In a statement to the press, Mr. Kaimenyi explained that such an increment cannot be effected without due consultations with university councils and an endorsement by the Ministry of Education.
Students of public universities across Kenya have taken to the street this week to protest against alleged plans by the authorities to increase their tuition.
The students have called for the resignation of Mr. Kaimenyi and have also demanded a 50% increment to the amount allotted to them by the Higher Education Loans Board.
Reports indicate that up to 100 students were arrested at the University of Nairobi on Tuesday in what has been described as the most violent encounter thus far.
Local sources say the protesters disrupted traffic, harassed motorists and forced many shops in the central business district to close early over fears of being looted.
However, the police interrupted the demonstration and restored calm to the city. Similar scenes have played out in up to 4 cities across Kenya this week, according to local reports.
The Police Chief of Nairobi, Benson Kibue, vindicated the crackdown on the protesters; explaining that demonstrations by one section of the public should not paralyse the activities of others.
“When you cause an obstruction or instil fear among by-standers, then that ceases to be a peaceful demonstration,” he noted.
Reports indicate that the students’ plan to deliver a petition to the Ministry of Education was cut short due to the interruption by the police.
It is currently unclear how the student unions will respond to the revelations by Mr. Kaimenyi.
Meanwhile, the students have demanded the release of their colleagues in detention and have expressed determination not to be cowed into stopping their demonstrations.

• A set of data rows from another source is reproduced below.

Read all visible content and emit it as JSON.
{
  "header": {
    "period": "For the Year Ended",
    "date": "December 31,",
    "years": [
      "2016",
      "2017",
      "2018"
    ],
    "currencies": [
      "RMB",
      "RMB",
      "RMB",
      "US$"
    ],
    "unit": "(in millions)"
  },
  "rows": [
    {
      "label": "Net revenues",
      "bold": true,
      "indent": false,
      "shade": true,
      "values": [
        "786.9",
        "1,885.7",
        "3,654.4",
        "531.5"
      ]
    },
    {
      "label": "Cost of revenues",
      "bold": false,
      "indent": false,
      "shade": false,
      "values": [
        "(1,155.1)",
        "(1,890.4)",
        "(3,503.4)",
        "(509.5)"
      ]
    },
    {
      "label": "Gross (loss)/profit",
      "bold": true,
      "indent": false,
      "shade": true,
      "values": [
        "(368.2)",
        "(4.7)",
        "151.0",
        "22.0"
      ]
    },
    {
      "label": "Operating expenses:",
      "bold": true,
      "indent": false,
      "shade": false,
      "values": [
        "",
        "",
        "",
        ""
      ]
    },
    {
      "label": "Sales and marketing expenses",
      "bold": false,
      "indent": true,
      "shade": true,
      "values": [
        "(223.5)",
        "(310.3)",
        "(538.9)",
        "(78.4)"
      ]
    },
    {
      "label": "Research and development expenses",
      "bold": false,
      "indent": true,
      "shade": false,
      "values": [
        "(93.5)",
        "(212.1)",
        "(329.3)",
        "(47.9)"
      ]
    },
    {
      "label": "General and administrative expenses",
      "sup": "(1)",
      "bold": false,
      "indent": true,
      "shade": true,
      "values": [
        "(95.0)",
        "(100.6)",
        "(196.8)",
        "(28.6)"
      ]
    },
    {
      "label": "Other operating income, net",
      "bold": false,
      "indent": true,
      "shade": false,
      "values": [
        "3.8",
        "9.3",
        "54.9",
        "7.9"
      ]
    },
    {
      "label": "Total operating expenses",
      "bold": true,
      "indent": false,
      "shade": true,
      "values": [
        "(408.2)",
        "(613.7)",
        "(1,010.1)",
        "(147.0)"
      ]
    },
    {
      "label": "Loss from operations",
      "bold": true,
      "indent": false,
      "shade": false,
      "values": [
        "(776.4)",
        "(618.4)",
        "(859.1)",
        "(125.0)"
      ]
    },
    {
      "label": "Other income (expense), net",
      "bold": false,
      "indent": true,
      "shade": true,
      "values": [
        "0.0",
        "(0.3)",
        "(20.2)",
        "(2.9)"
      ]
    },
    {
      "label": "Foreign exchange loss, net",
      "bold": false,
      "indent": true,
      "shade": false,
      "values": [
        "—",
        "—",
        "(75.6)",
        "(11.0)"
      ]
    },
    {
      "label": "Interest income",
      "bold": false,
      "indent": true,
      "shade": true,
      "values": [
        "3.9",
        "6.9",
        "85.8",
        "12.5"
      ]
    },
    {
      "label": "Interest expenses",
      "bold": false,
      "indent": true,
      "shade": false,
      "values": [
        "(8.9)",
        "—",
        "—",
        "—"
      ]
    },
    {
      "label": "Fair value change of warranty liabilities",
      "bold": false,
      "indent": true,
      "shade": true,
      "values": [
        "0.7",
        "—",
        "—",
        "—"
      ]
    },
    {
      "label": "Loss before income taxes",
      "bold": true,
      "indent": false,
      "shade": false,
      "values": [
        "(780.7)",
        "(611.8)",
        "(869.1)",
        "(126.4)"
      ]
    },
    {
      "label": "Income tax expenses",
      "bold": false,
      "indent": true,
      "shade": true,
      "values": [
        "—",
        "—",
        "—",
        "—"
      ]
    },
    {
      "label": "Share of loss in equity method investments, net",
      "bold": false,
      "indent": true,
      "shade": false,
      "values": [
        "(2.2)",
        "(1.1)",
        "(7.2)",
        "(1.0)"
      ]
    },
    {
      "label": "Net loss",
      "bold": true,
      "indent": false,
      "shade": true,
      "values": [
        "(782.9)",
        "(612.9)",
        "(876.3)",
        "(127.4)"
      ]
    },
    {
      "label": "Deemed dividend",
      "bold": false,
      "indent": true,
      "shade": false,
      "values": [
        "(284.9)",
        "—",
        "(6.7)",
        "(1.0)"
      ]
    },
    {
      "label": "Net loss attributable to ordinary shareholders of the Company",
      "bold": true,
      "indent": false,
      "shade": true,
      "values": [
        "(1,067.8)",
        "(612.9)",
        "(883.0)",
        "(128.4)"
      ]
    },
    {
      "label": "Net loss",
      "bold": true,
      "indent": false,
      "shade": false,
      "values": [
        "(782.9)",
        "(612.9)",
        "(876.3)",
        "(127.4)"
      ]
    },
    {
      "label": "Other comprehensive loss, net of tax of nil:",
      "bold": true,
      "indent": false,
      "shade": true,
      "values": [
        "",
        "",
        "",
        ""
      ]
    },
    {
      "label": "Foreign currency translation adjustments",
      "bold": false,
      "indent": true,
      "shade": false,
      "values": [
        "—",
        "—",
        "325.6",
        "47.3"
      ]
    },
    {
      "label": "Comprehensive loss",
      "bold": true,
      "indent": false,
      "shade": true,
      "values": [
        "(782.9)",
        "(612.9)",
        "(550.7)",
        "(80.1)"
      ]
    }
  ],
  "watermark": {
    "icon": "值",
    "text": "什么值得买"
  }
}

Kenya’s public universities are reportedly in a bad shape due to a lack of sufficient funding. Nonetheless, the amount of people seeking admission into them has soared notably in the past few years.